Bitcoin climbed back to about $29,000 on Thursday, from its lowest point since 2020. Tokens such as Avalanche and Solana, which underpin some key decentralised finance protocols, posted double-digit percentage gains.

The TerraUSD stablecoin was still below it $1 intended peg, while affiliated token Luna struggled. Overall, the cryptocurrency sector is nursing heavy losses for the week and sentiment remains fragile.

“UST’s collapse undercuts confidence in all liquidity protocols,” said Aaron Brown, a cryptocurrency investor who writes for Bloomberg Opinion.

“If UST can fail, maybe Aave can too. Sort of like when Bear Stearns failed, it focused people’s attention on whether Lehman would fail.”

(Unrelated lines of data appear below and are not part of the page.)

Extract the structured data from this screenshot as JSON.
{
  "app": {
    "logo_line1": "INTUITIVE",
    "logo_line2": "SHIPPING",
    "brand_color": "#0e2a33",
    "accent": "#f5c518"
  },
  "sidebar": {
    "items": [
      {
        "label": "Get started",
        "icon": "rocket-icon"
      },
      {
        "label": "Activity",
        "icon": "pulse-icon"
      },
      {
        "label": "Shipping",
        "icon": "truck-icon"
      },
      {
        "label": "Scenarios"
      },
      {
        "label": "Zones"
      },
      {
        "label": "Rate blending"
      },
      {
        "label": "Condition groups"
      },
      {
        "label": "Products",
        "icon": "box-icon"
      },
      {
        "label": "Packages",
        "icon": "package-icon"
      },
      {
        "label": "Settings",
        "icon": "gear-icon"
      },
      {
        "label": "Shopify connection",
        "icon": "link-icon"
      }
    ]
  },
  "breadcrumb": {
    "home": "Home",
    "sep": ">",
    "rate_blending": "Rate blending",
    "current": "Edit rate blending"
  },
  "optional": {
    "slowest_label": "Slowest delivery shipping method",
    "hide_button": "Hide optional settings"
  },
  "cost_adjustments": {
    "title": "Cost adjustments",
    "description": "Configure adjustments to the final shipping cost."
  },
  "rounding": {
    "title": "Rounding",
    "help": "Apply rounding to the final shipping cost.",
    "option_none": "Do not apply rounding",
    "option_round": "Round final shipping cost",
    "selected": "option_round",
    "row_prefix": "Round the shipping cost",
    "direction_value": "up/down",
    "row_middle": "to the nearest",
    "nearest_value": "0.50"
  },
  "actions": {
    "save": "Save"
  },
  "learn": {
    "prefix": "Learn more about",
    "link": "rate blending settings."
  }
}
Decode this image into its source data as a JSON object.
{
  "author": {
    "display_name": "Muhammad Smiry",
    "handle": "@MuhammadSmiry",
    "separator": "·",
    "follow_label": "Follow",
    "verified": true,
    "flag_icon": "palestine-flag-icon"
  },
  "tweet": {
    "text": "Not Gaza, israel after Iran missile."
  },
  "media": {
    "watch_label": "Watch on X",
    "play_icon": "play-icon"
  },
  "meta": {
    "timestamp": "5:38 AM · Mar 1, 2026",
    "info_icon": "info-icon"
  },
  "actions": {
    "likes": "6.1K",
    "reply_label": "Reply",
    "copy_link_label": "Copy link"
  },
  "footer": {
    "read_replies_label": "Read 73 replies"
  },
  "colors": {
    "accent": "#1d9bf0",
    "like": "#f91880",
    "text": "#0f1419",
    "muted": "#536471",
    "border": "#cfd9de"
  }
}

The TerraUSD algorithmic stablecoin — also known as UST — has been bouncing between 20 cents and 90 cents and was at about 75 cents as of 10.35am in Singapore.

Backers of the coin are trying to raise about $1.5 billion to shore up the token after it crashed from its dollar peg, according to the founder of a company that was approached about the deal.

“Is the market getting spooked by what is happening with Terra? The answer is yes,” said Craig Johnson, chief market technician at Piper Sandler.

“Money-market funds are important to investors and right now, we are questioning the third-largest money-market fund in crypto land. People did not think we were going to break the buck on that and that has clearly happened.”

Cryptocurrency sentiment was also hurt by elevated US inflation, which points to aggressive interest-rate increases — an unfavourable environment for risk assets.

Marcus Sotiriou, an analyst at UK-based digital-asset broker GlobalBlock, said there was “extreme fear” across the cryptocurrency market.

James Malcolm, head of foreign exchange and crypto research at UBS, said the area around $30,000 had been an “especially sensitive zone” for Bitcoin.

That is where mining economics turn negative, “which could potentially lead to increased coin sales by this key cohort”, Mr Malcolm said.

Meanwhile, Coinbase shares and bonds fell to new lows on Wednesday, signalling investor scepticism about the prospects of the cryptocurrency exchange in a bear market.

The company reported lower-than-expected revenue yesterday, and issued a warning that trading volume and the number of monthly transacting users in the second quarter are expected to be lower than in the first.

Piper Sandler‘s Mr Johnson said that is another concern for cryptocurrency investors right now as “it is the largest exchange here in the United States and they just turned a loss”. He said Terra’s troubles are all “snowballing in crypto land.”

Still, a lot of cryptocurrency investors, cognisant that Bitcoin has gone through a boom-and-bust cycle before only to recoup losses over and over again, are preaching patience.

Updated: May 12, 2022, 5:42 AM